Situations don’t make people. Situations amplify the people that are in them. Your childhood situation, as terrible as it was, amplified your tendency to make bad decisions when you are unsupervised (by the way, we all have that…and yes, we all have to constantly work against it). Should you have been left unsupervised like that? Absolutely not, but people have to do what they have to do to survive. It’s most definitely not a perfect situation by any stretch, but that lack of supervision didn’t make you who you are.

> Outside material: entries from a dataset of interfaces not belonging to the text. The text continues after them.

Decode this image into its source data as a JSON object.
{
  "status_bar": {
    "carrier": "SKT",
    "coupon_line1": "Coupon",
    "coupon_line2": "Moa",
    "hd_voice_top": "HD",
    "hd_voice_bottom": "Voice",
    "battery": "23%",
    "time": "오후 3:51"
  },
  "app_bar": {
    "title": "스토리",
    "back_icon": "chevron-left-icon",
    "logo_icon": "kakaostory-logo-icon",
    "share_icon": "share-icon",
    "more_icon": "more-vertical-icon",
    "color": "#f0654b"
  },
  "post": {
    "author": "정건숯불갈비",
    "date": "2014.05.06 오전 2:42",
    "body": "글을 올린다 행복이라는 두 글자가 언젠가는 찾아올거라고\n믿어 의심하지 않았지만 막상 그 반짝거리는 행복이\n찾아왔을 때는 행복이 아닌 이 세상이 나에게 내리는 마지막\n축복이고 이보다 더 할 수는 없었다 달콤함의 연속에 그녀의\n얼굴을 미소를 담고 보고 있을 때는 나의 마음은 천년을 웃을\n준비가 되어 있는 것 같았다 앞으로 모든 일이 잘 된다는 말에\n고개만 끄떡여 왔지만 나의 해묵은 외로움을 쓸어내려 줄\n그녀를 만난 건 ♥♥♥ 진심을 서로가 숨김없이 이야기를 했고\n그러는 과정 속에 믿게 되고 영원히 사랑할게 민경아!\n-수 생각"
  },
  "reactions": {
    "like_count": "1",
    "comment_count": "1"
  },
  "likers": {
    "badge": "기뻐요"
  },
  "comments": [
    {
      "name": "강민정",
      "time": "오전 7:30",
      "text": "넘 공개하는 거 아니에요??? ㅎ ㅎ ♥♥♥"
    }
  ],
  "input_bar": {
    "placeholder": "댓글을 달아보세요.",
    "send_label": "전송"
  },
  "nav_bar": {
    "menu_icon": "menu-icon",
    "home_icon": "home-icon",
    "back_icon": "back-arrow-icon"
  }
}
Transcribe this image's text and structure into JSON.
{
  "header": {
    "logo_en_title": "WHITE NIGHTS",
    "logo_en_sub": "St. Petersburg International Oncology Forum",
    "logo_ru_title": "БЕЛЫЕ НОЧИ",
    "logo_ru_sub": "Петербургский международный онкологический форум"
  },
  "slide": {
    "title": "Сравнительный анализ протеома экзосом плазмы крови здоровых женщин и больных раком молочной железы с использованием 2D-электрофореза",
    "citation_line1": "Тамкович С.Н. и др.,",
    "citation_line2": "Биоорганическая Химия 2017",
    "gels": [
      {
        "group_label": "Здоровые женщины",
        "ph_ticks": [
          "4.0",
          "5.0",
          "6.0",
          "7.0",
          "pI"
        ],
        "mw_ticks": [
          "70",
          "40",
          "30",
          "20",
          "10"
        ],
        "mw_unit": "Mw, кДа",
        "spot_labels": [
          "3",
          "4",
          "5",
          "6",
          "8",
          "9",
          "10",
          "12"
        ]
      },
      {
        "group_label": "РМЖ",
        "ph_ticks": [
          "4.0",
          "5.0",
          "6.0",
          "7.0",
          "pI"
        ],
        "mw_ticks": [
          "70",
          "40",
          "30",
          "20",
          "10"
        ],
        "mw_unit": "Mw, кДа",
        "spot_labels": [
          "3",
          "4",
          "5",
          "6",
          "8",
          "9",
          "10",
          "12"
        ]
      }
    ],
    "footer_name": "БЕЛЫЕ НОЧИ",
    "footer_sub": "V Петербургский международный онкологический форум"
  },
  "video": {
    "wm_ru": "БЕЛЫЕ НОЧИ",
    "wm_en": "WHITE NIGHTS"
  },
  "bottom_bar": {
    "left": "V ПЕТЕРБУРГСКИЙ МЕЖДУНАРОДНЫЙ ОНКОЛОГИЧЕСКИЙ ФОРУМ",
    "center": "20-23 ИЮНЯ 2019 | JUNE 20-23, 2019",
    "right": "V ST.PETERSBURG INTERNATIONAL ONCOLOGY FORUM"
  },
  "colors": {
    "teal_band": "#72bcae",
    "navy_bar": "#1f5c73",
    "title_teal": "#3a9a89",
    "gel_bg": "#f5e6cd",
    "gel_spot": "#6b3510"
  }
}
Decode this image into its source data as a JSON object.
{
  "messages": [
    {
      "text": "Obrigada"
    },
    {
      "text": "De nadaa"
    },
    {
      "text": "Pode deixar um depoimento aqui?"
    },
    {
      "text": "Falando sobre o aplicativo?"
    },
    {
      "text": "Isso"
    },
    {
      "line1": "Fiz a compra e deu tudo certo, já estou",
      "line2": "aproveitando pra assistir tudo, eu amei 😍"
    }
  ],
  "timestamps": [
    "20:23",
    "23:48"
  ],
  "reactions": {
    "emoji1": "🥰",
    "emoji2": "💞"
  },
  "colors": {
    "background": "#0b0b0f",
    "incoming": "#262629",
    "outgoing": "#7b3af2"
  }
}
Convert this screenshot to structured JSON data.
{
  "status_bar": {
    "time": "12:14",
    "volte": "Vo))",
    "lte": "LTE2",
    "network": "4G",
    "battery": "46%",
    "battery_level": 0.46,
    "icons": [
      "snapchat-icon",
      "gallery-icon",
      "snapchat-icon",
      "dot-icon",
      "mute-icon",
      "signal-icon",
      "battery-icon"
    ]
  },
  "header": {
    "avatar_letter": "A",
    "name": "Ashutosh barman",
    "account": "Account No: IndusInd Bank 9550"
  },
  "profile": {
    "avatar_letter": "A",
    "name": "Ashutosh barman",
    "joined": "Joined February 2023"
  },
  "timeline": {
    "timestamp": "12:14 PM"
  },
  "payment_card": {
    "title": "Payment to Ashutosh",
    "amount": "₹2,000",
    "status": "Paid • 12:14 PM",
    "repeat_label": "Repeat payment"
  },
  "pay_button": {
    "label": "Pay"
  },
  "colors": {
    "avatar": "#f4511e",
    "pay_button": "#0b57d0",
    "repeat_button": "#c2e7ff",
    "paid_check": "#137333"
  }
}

Fast forward a few years and your situation is again amplifying your lack of self-control. Yes, this most recent slip up may have just been a result of you not checking the details of your punishment. But guess what, here in the grown up world, we have to check the details…every detail. At some point, we all have to make a go at this thing called adulthood or we end up unemployed…no matter if we’re a wide receiver in the NFL or a burger flipper at McDonald’s (do they even really flip them anymore?). Even if you get cut, wind up completely out of football, and end up selling insurance or used cars somewhere, you’ll still have to handle yourself as a grown up or eventually you’ll starve. In the end, just like the rest of us, you have to show up and do your job, regardless of how bad your childhood was.
I say all that to say this: It’s time for the Browns to cut ties with Josh Gordon. Sure he might become the next Cris Carter, but it’s not happening anytime soon, especially with his current attitude. If you don’t cut him, then maybe you can hire a babysitter (excuse me, an advisor) for him so that maybe, just maybe he can have the supervision he clearly needs in order for you to get another full season out of him…whenever he’s actually allowed to play again.